The couple’s colleagues from Amapá’s Institute of Scientific and Technological Research discovered that one of the tall stones seemed to be aligned with the sun’s path during the winter solstice. After identifying other points in the site where stones could be associated with the sun’s movement on the solstice, the researchers began piecing together a theory that this sacred site could have served various ceremonial and astronomical functions connected to agricultural or hunting cycles, making it a close cousin to the Stonehenge site in England.
Representatives of the Palikur, an indigenous people still living today in Amapá and French Guiana, have recently stepped forward to say that their ancestors had frequented this sacred site. Ms. Cabral said that evidence of a large settlement here is not yet certain, in contrast with other sites in the Amazon like Kuhikugu, at the headwaters of the Xingu River, where researchers have drawn parallels to the legends surrounding the mythical Lost City of Z, long an irresistible lure for explorers and adventurers.

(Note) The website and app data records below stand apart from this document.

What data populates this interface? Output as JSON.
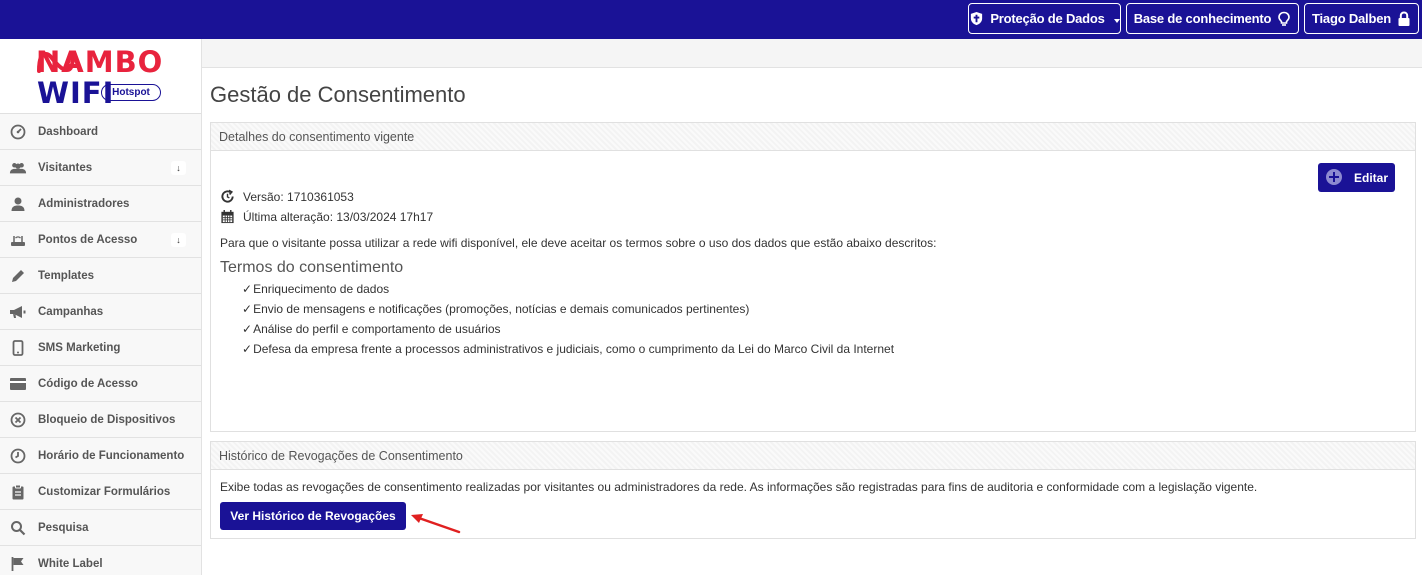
{
  "topbar": {
    "data_protection_label": "Proteção de Dados",
    "knowledge_base_label": "Base de conhecimento",
    "user_name": "Tiago Dalben"
  },
  "logo": {
    "line1": "NAMBO",
    "line2": "WIFI",
    "badge": "Hotspot"
  },
  "sidebar": {
    "items": [
      {
        "label": "Dashboard",
        "icon": "dashboard-gauge-icon"
      },
      {
        "label": "Visitantes",
        "icon": "users-icon",
        "badge": "↓"
      },
      {
        "label": "Administradores",
        "icon": "user-icon"
      },
      {
        "label": "Pontos de Acesso",
        "icon": "router-icon",
        "badge": "↓"
      },
      {
        "label": "Templates",
        "icon": "pencil-icon"
      },
      {
        "label": "Campanhas",
        "icon": "megaphone-icon"
      },
      {
        "label": "SMS Marketing",
        "icon": "mobile-phone-icon"
      },
      {
        "label": "Código de Acesso",
        "icon": "credit-card-icon"
      },
      {
        "label": "Bloqueio de Dispositivos",
        "icon": "block-x-icon"
      },
      {
        "label": "Horário de Funcionamento",
        "icon": "clock-icon"
      },
      {
        "label": "Customizar Formulários",
        "icon": "clipboard-icon"
      },
      {
        "label": "Pesquisa",
        "icon": "search-icon"
      },
      {
        "label": "White Label",
        "icon": "flag-icon"
      }
    ]
  },
  "page": {
    "title": "Gestão de Consentimento"
  },
  "consent_panel": {
    "heading": "Detalhes do consentimento vigente",
    "edit_label": "Editar",
    "version": "Versão: 1710361053",
    "last_change": "Última alteração: 13/03/2024 17h17",
    "description": "Para que o visitante possa utilizar a rede wifi disponível, ele deve aceitar os termos sobre o uso dos dados que estão abaixo descritos:",
    "terms_title": "Termos do consentimento",
    "check_mark": "✓",
    "terms": [
      "Enriquecimento de dados",
      "Envio de mensagens e notificações (promoções, notícias e demais comunicados pertinentes)",
      "Análise do perfil e comportamento de usuários",
      "Defesa da empresa frente a processos administrativos e judiciais, como o cumprimento da Lei do Marco Civil da Internet"
    ]
  },
  "revocation_panel": {
    "heading": "Histórico de Revogações de Consentimento",
    "description": "Exibe todas as revogações de consentimento realizadas por visitantes ou administradores da rede. As informações são registradas para fins de auditoria e conformidade com a legislação vigente.",
    "button_label": "Ver Histórico de Revogações"
  },
  "colors": {
    "brand_blue": "#1a1296",
    "brand_red": "#e8233d",
    "annotation_arrow": "#e02020"
  }
}
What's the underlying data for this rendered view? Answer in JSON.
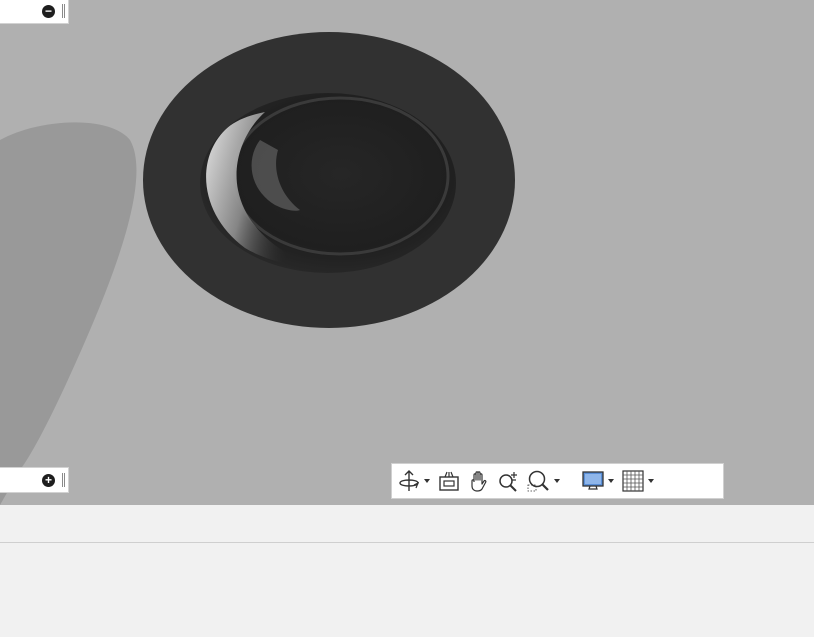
{
  "viewport": {
    "background": "#b0b0b0",
    "model": {
      "name": "dish-model",
      "outer_color": "#313131",
      "inner_color": "#1e1e1e"
    }
  },
  "browser_tabs": {
    "top": {
      "icon": "collapse-minus-icon",
      "glyph": "−"
    },
    "bottom": {
      "icon": "expand-plus-icon",
      "glyph": "+"
    }
  },
  "nav_bar": {
    "items": [
      {
        "id": "orbit",
        "icon": "orbit-icon",
        "has_dropdown": true
      },
      {
        "id": "look-at",
        "icon": "look-at-icon",
        "has_dropdown": false
      },
      {
        "id": "pan",
        "icon": "pan-hand-icon",
        "has_dropdown": false
      },
      {
        "id": "zoom",
        "icon": "zoom-icon",
        "has_dropdown": false
      },
      {
        "id": "fit",
        "icon": "zoom-window-icon",
        "has_dropdown": true
      },
      {
        "id": "display",
        "icon": "display-settings-icon",
        "has_dropdown": true
      },
      {
        "id": "grid",
        "icon": "grid-icon",
        "has_dropdown": true
      }
    ]
  },
  "status_bar": {
    "text": ""
  },
  "colors": {
    "panel": "#f1f1f1",
    "display_icon_blue": "#5a8fd8"
  }
}
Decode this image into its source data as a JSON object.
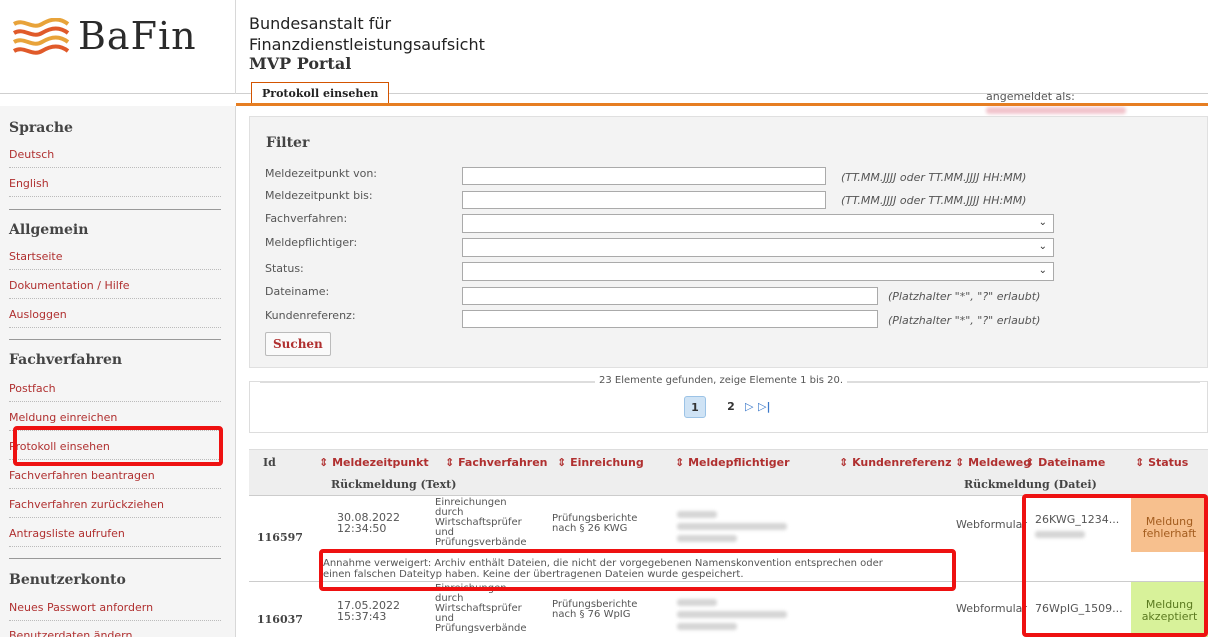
{
  "header": {
    "logo_text": "BaFin",
    "institution_line1": "Bundesanstalt für",
    "institution_line2": "Finanzdienstleistungsaufsicht",
    "portal_name": "MVP Portal",
    "active_tab": "Protokoll einsehen",
    "logged_in_label": "angemeldet als:"
  },
  "sidebar": {
    "sections": [
      {
        "heading": "Sprache",
        "items": [
          "Deutsch",
          "English"
        ]
      },
      {
        "heading": "Allgemein",
        "items": [
          "Startseite",
          "Dokumentation / Hilfe",
          "Ausloggen"
        ]
      },
      {
        "heading": "Fachverfahren",
        "items": [
          "Postfach",
          "Meldung einreichen",
          "Protokoll einsehen",
          "Fachverfahren beantragen",
          "Fachverfahren zurückziehen",
          "Antragsliste aufrufen"
        ]
      },
      {
        "heading": "Benutzerkonto",
        "items": [
          "Neues Passwort anfordern",
          "Benutzerdaten ändern"
        ]
      }
    ],
    "highlighted_item": "Protokoll einsehen"
  },
  "filter": {
    "title": "Filter",
    "fields": [
      {
        "label": "Meldezeitpunkt von:",
        "value": "",
        "hint": "(TT.MM.JJJJ oder TT.MM.JJJJ HH:MM)"
      },
      {
        "label": "Meldezeitpunkt bis:",
        "value": "",
        "hint": "(TT.MM.JJJJ oder TT.MM.JJJJ HH:MM)"
      },
      {
        "label": "Fachverfahren:",
        "value": ""
      },
      {
        "label": "Meldepflichtiger:",
        "value": ""
      },
      {
        "label": "Status:",
        "value": ""
      },
      {
        "label": "Dateiname:",
        "value": "",
        "hint": "(Platzhalter \"*\", \"?\" erlaubt)"
      },
      {
        "label": "Kundenreferenz:",
        "value": "",
        "hint": "(Platzhalter \"*\", \"?\" erlaubt)"
      }
    ],
    "search_button": "Suchen"
  },
  "pagination": {
    "summary": "23 Elemente gefunden, zeige Elemente 1 bis 20.",
    "pages": [
      "1",
      "2"
    ],
    "current_page": "1",
    "next_icon": "next-page-icon",
    "last_icon": "last-page-icon"
  },
  "table": {
    "headers": {
      "id": "Id",
      "meldezeitpunkt": "Meldezeitpunkt",
      "fachverfahren": "Fachverfahren",
      "einreichung": "Einreichung",
      "meldepflichtiger": "Meldepflichtiger",
      "kundenreferenz": "Kundenreferenz",
      "meldeweg": "Meldeweg",
      "dateiname": "Dateiname",
      "status": "Status",
      "rueckmeldung_text": "Rückmeldung (Text)",
      "rueckmeldung_datei": "Rückmeldung (Datei)"
    },
    "sort_icon": "⇕",
    "rows": [
      {
        "id": "116597",
        "date": "30.08.2022",
        "time": "12:34:50",
        "fachverfahren_lines": [
          "Einreichungen",
          "durch",
          "Wirtschaftsprüfer",
          "und",
          "Prüfungsverbände"
        ],
        "einreichung_lines": [
          "Prüfungsberichte",
          "nach § 26 KWG"
        ],
        "meldeweg": "Webformular",
        "dateiname": "26KWG_1234...",
        "status_lines": [
          "Meldung",
          "fehlerhaft"
        ],
        "message_lines": [
          "Annahme verweigert: Archiv enthält Dateien, die nicht der vorgegebenen Namenskonvention entsprechen oder",
          "einen falschen Dateityp haben. Keine der übertragenen Dateien wurde gespeichert."
        ]
      },
      {
        "id": "116037",
        "date": "17.05.2022",
        "time": "15:37:43",
        "fachverfahren_lines": [
          "Einreichungen",
          "durch",
          "Wirtschaftsprüfer",
          "und",
          "Prüfungsverbände"
        ],
        "einreichung_lines": [
          "Prüfungsberichte",
          "nach § 76 WpIG"
        ],
        "meldeweg": "Webformular",
        "dateiname": "76WpIG_1509...",
        "status_lines": [
          "Meldung",
          "akzeptiert"
        ]
      }
    ]
  },
  "colors": {
    "accent_orange": "#e67e22",
    "link_red": "#b03030",
    "status_error_bg": "#f7c08e",
    "status_ok_bg": "#d8f29a",
    "highlight_red": "#ee1111"
  }
}
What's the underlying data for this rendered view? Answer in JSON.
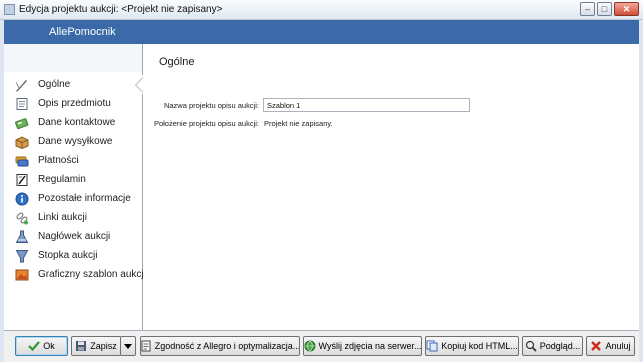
{
  "window": {
    "title": "Edycja projektu aukcji: <Projekt nie zapisany>"
  },
  "header": {
    "title": "AllePomocnik"
  },
  "sidebar": {
    "items": [
      {
        "label": "Ogólne",
        "icon": "pen-icon",
        "active": true
      },
      {
        "label": "Opis przedmiotu",
        "icon": "document-icon"
      },
      {
        "label": "Dane kontaktowe",
        "icon": "contact-card-icon"
      },
      {
        "label": "Dane wysyłkowe",
        "icon": "package-icon"
      },
      {
        "label": "Płatności",
        "icon": "payment-cards-icon"
      },
      {
        "label": "Regulamin",
        "icon": "rules-icon"
      },
      {
        "label": "Pozostałe informacje",
        "icon": "info-icon"
      },
      {
        "label": "Linki aukcji",
        "icon": "links-icon"
      },
      {
        "label": "Nagłówek aukcji",
        "icon": "header-flask-icon"
      },
      {
        "label": "Stopka aukcji",
        "icon": "footer-flask-icon"
      },
      {
        "label": "Graficzny szablon aukcji",
        "icon": "template-icon"
      }
    ]
  },
  "main": {
    "section_title": "Ogólne",
    "name_label": "Nazwa projektu opisu aukcji:",
    "name_value": "Szablon 1",
    "location_label": "Położenie projektu opisu aukcji:",
    "location_value": "Projekt nie zapisany."
  },
  "buttons": {
    "ok": "Ok",
    "save": "Zapisz",
    "compat": "Zgodność z Allegro i optymalizacja...",
    "upload": "Wyślij zdjęcia na serwer...",
    "copy_html": "Kopiuj kod HTML...",
    "preview": "Podgląd...",
    "cancel": "Anuluj"
  },
  "colors": {
    "header_band": "#3c6aa8",
    "accent_ok": "#3c7fb1"
  }
}
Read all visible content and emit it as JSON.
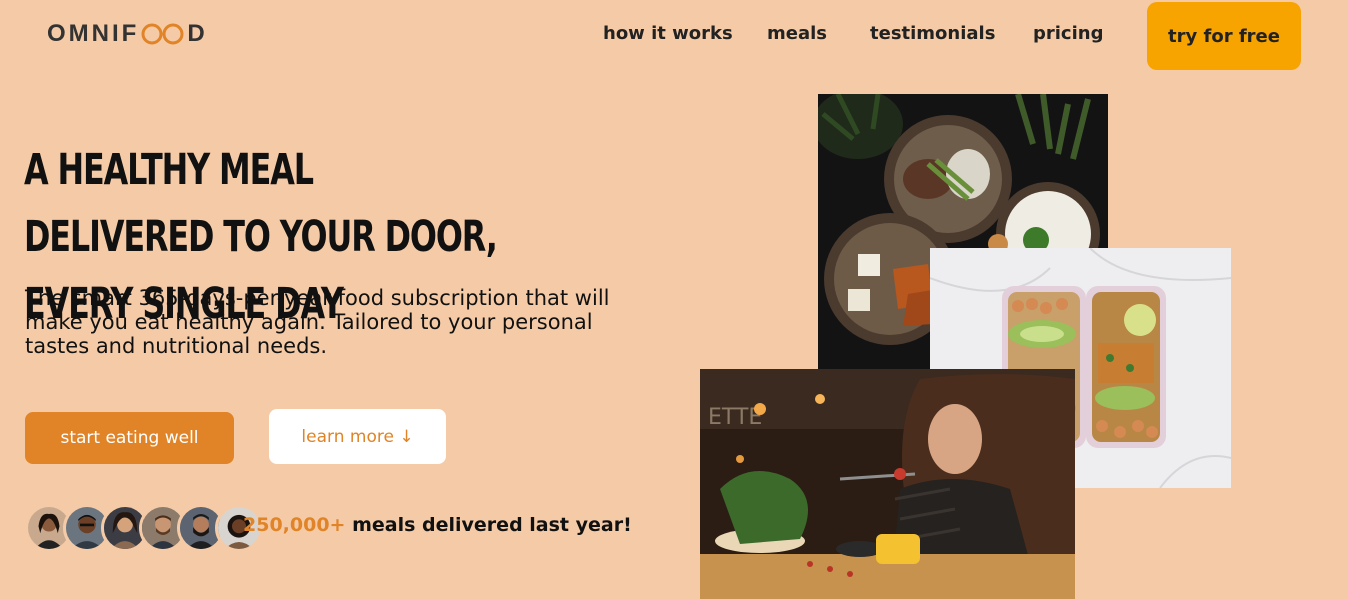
{
  "brand": {
    "logo_left": "OMNIF",
    "logo_right": "D"
  },
  "nav": {
    "links": [
      "how it works",
      "meals",
      "testimonials",
      "pricing"
    ],
    "cta": "try for free"
  },
  "hero": {
    "headline": "A healthy meal delivered to your door, every single day",
    "subtext": "The smart 365-days-per-year food subscription that will make you eat healthy again. Tailored to your personal tastes and nutritional needs.",
    "primary_button": "start eating well",
    "secondary_button": "learn more ↓",
    "delivered_count": "250,000+",
    "delivered_text": " meals delivered last year!"
  },
  "colors": {
    "background": "#f5cba7",
    "accent": "#e08427",
    "cta": "#f7a300"
  }
}
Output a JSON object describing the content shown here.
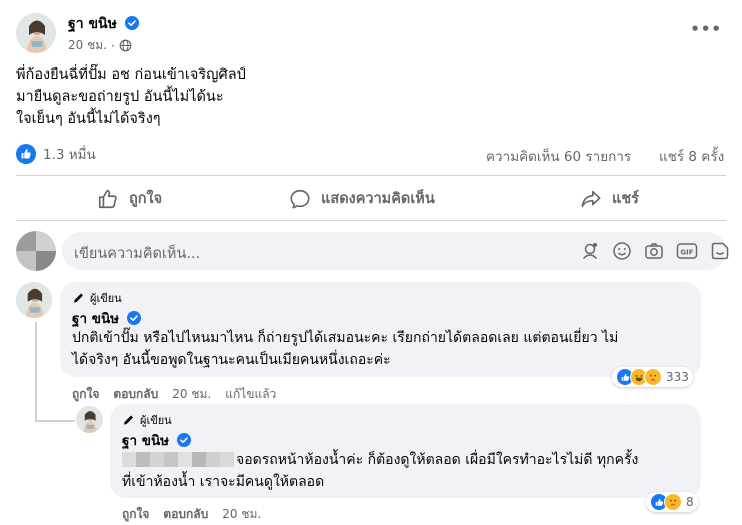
{
  "post": {
    "author": "ฐา ขนิษ",
    "time": "20 ชม.",
    "lines": [
      "พี่ก้องยืนฉี่ที่ปั๊ม อช ก่อนเข้าเจริญศิลป์",
      "มายืนดูละขอถ่ายรูป อันนี้ไม่ได้นะ",
      "ใจเย็นๆ อันนี้ไม่ได้จริงๆ"
    ],
    "reactions_count": "1.3 หมื่น",
    "comments_count": "ความคิดเห็น 60 รายการ",
    "shares_count": "แชร์ 8 ครั้ง",
    "more_label": "•••"
  },
  "actions": {
    "like": "ถูกใจ",
    "comment": "แสดงความคิดเห็น",
    "share": "แชร์"
  },
  "composer": {
    "placeholder": "เขียนความคิดเห็น..."
  },
  "comment1": {
    "tag": "ผู้เขียน",
    "author": "ฐา ขนิษ",
    "lines": [
      "ปกติเข้าปั๊ม หรือไปไหนมาไหน ก็ถ่ายรูปได้เสมอนะคะ เรียกถ่ายได้ตลอดเลย แต่ตอนเยี่ยว ไม่",
      "ได้จริงๆ อันนี้ขอพูดในฐานะคนเป็นเมียคนหนึ่งเถอะค่ะ"
    ],
    "like": "ถูกใจ",
    "reply": "ตอบกลับ",
    "time": "20 ชม.",
    "edited": "แก้ไขแล้ว",
    "reactions": "333"
  },
  "comment2": {
    "tag": "ผู้เขียน",
    "author": "ฐา ขนิษ",
    "line1": "จอดรถหน้าห้องน้ำค่ะ ก็ต้องดูให้ตลอด เผื่อมีใครทำอะไรไม่ดี ทุกครั้ง",
    "line2": "ที่เข้าห้องน้ำ เราจะมีคนดูให้ตลอด",
    "like": "ถูกใจ",
    "reply": "ตอบกลับ",
    "time": "20 ชม.",
    "reactions": "8"
  },
  "colors": {
    "brand_blue": "#1877f2",
    "secondary_text": "#65676b",
    "bubble": "#f0f2f5"
  }
}
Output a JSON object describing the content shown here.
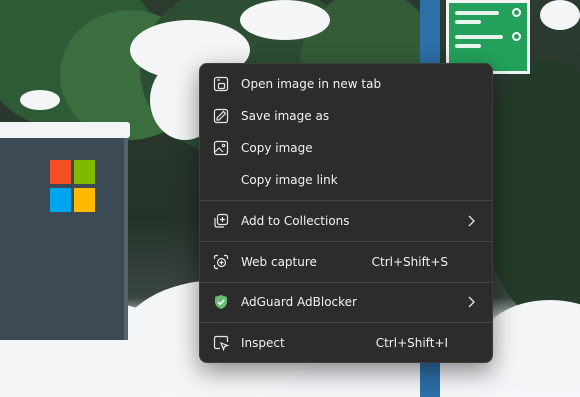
{
  "menu": {
    "items": [
      {
        "label": "Open image in new tab",
        "icon": "open-new-tab-icon"
      },
      {
        "label": "Save image as",
        "icon": "save-image-icon"
      },
      {
        "label": "Copy image",
        "icon": "copy-image-icon"
      },
      {
        "label": "Copy image link",
        "icon": ""
      },
      {
        "label": "Add to Collections",
        "icon": "add-collections-icon",
        "submenu": true
      },
      {
        "label": "Web capture",
        "icon": "web-capture-icon",
        "shortcut": "Ctrl+Shift+S"
      },
      {
        "label": "AdGuard AdBlocker",
        "icon": "adguard-shield-icon",
        "submenu": true
      },
      {
        "label": "Inspect",
        "icon": "inspect-icon",
        "shortcut": "Ctrl+Shift+I"
      }
    ]
  },
  "colors": {
    "menu_bg": "#2c2c2c",
    "text": "#f2f2f2",
    "separator": "#454545",
    "adguard_green": "#68bc71"
  }
}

Located in the middle of the Inga River, not far from the city of Inga, stands one of the most interesting archaeological findings in Brazil. The Inga stone covers an area of two hundred and fifty square meters. It is a vertical construction 46 meters long and up to 3.8 meters high. The Inga stone displays carvings that are still today waiting to be deciphered. Researchers have found several carvings, figures, fruits, animals, and other unknown figures, but most importantly carved on the Inga stone are the Milky way and the constellation of Orion.
John McKim Malville, a solar physicist at the University of Colorado, who writes extensively on archaeoastronomy, emphasized how his field of study is moving away from focusing exclusively on astronomical functions to interpretations that include the ceremonies and rituals of ancient cultures. In that sense, the site in Calçoene offers a cryptic glimpse into Amazonia’s past. “These stones are quite extraordinary, and in their irregularity may have their own unique meaning, different from other megalithic sites around the world,” Dr. Malville said. The site reflects the importance in Amazonian cultures of animism, the attribution of a soul to entities in nature and inanimate objects. He added, “We can only speculate what these stones mean.”
[Research for this article comes from The New York Times and the Ancient Code website.]